“Miss Bourke-White is one of the most distinguished of American photographers. Before the war she was a specialist in pictures of industry. During the war as a photographer for Life she took many of the best frontline pictures which appeared in that magazine, in Russia, in Italy and in France and Germany. She traveled by jeep, by plane and on foot wherever reporters were allowed to go, which often meant where shells were exploding and bullets flying. But she did not just take pictures. Miss Bourke-White is a good reporter as well as a photographer. She talked with all manner of men and with resourceful enterprise sought out representative and significant men. The present volume includes 128 of her excellent pictures of Germany in defeat, in addition to Miss Bourke-White’s report on her investigations….
Few Uninfected With Nazism
“….Miss Bourke-White talked with hundreds of Germans. Among them she found a few, a pitiful few, who had not succumbed to the Nazi infection. Most of therm, did not admit or realize that there was any infection. They did not admit that Hitler was evil, that Germany had started the war, that they were aware of the torture and death camps, that they in any way shared responsibility for their government’s and their nation’s crimes. Many of them expected the Allies to finance Germany’s recovery, to be responsible for German employment.

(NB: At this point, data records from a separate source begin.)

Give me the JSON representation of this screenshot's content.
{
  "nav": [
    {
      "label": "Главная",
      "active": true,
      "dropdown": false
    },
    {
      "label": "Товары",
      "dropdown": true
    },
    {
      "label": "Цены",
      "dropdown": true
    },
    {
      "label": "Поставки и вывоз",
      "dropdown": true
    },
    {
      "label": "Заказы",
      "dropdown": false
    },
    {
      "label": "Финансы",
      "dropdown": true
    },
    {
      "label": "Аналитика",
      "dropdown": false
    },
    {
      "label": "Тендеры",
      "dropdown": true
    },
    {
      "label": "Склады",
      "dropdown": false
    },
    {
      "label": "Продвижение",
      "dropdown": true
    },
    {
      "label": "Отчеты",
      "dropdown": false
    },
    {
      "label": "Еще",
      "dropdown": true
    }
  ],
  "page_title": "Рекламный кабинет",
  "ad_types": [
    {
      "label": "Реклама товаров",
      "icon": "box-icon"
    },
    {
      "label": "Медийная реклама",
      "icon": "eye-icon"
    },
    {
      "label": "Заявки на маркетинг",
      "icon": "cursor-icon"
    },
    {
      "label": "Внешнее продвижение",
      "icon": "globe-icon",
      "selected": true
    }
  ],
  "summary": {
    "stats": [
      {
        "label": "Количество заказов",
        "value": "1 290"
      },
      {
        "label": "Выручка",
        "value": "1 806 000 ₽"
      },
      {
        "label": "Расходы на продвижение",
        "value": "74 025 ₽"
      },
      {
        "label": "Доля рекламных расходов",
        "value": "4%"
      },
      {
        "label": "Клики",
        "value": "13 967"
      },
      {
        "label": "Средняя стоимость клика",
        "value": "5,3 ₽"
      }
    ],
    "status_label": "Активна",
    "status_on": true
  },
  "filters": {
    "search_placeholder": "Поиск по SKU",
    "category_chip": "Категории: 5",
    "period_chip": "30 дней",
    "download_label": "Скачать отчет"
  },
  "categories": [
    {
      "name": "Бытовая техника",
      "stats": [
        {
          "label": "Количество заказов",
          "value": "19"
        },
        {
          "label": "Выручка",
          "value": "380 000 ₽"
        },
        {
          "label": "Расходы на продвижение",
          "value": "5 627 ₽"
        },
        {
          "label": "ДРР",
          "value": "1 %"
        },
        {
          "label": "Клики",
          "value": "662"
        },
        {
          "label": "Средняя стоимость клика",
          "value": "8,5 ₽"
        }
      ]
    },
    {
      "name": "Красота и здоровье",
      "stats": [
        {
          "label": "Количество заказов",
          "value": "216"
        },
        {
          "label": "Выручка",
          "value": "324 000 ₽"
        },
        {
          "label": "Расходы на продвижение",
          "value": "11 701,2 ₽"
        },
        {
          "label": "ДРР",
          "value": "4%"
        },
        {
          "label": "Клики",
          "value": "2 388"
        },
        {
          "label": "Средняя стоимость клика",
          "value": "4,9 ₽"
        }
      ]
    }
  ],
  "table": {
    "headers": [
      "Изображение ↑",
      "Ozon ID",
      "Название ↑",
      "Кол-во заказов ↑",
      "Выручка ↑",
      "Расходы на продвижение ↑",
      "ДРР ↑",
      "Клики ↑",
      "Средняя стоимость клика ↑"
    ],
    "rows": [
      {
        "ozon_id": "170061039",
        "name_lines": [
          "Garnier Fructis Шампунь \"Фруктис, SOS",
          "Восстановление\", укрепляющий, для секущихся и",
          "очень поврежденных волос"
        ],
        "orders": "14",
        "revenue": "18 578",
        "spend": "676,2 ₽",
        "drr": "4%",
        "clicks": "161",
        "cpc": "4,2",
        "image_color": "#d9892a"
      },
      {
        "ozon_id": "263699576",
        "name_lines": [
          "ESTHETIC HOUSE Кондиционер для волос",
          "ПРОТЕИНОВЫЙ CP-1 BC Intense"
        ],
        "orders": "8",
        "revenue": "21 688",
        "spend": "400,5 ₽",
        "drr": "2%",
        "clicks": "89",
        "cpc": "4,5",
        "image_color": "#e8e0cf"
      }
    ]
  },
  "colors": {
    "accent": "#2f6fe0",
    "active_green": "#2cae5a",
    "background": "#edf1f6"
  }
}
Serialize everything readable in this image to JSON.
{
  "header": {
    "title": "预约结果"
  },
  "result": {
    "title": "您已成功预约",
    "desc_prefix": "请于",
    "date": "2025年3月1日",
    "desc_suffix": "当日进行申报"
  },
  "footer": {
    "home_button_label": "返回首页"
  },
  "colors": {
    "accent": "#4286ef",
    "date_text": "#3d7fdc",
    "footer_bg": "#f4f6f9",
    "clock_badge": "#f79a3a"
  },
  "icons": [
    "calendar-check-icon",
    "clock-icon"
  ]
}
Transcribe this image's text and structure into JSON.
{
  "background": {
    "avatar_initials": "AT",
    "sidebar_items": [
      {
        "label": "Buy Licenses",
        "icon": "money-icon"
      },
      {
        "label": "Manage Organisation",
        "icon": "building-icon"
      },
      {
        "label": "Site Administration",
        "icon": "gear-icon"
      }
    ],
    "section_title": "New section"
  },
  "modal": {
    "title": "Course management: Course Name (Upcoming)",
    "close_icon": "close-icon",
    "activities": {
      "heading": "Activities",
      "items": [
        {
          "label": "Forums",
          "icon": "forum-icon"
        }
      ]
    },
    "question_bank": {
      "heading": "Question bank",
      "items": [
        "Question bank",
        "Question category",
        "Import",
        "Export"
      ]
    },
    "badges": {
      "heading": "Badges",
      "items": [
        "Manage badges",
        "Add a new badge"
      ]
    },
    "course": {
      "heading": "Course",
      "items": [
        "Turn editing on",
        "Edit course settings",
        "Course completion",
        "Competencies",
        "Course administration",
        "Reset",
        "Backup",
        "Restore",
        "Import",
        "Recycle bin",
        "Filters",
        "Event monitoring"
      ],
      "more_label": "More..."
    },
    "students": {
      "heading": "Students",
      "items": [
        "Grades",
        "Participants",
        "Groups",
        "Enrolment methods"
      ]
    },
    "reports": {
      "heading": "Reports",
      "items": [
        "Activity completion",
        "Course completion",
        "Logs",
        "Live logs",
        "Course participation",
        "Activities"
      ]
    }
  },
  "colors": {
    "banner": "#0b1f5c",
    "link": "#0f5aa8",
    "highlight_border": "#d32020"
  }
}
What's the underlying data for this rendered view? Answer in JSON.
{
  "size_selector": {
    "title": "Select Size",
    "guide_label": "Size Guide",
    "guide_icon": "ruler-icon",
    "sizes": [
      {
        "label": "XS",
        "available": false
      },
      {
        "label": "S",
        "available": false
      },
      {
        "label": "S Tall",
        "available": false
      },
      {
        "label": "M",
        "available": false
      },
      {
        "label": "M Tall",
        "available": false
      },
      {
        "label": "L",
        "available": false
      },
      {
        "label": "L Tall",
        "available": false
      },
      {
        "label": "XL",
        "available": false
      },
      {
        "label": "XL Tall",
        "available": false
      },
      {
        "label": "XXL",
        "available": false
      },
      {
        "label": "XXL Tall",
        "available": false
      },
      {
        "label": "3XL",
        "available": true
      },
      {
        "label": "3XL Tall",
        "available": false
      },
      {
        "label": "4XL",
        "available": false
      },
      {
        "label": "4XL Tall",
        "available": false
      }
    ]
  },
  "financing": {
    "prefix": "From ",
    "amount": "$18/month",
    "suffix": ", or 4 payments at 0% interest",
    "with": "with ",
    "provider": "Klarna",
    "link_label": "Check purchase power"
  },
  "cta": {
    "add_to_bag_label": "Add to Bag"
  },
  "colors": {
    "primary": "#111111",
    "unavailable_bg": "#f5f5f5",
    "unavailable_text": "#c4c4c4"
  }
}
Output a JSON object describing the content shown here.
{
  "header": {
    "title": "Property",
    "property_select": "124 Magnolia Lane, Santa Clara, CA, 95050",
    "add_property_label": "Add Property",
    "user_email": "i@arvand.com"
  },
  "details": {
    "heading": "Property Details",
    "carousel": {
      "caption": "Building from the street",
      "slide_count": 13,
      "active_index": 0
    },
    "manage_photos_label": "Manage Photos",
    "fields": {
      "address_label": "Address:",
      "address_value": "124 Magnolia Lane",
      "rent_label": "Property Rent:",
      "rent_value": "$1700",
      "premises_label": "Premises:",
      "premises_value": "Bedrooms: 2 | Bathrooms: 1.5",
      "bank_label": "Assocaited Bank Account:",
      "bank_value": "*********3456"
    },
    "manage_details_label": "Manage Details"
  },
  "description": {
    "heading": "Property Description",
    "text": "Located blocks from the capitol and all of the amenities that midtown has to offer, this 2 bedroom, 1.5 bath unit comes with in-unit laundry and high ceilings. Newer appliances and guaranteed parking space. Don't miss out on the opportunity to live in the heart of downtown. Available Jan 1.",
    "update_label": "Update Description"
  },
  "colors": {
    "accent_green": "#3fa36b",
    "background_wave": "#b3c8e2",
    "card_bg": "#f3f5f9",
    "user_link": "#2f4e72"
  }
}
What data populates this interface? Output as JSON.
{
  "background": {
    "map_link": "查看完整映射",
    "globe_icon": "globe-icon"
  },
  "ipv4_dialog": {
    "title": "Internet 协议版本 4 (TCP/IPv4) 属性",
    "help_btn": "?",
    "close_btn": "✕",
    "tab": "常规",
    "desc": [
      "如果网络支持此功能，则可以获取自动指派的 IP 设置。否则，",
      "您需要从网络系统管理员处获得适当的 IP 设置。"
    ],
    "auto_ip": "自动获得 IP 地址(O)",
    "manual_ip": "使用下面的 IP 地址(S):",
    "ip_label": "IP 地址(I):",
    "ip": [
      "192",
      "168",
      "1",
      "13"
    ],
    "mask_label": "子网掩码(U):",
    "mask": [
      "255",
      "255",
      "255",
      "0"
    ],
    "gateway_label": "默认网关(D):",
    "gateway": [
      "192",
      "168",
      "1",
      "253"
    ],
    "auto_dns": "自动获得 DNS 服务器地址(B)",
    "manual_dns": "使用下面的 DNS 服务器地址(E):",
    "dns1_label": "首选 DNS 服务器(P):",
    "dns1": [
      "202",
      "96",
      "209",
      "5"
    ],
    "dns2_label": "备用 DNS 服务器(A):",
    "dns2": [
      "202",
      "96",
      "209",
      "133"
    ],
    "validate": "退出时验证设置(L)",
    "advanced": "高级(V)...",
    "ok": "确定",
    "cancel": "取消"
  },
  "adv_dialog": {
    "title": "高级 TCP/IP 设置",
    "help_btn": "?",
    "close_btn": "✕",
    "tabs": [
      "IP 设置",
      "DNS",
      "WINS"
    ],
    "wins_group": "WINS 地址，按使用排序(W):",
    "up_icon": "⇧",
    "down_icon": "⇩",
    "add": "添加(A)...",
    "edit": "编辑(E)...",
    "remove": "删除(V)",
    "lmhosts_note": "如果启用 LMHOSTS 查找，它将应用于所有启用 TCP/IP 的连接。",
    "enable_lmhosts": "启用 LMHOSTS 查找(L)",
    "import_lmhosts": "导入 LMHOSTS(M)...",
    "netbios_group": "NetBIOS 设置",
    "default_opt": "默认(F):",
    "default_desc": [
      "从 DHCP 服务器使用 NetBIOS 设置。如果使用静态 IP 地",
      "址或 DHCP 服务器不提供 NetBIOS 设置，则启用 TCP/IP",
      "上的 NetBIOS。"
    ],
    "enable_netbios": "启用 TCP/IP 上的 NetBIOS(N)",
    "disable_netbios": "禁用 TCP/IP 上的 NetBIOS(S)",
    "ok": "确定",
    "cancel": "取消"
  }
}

“In Bremen Miss Bourke-White found an old friend, a German girl who had graduated from the Columbia School of Journalism. “Here will be somebody I can talk to,” she thought. But the intelligent, American-educated girl turned out to be an ardent defender of Nazism and all its works. “We have believed in the party principles for centuries,” she said. “Adolf Hitler never knowingly told a lie.”
More disturbing, because of their greater power and influence and because of the respectful deference with which the Allies treated some of them, were the great industrial lords of the Ruhr. Miss Bourke-White talked with many of them, the men who had made Hitler’s war machine possible and who had profited mightily in the process. And they were all just innocent business men uninterested in politics, worthy citizens who expected to continue to run their peaceable enterprises! If they are allowed to, and if the Allies do not foster a genuine democracy in Germany, the third World War will come sooner than we expect it. That is the underlying theme of ‘Dear Fatherland, Rest Quietly.’ “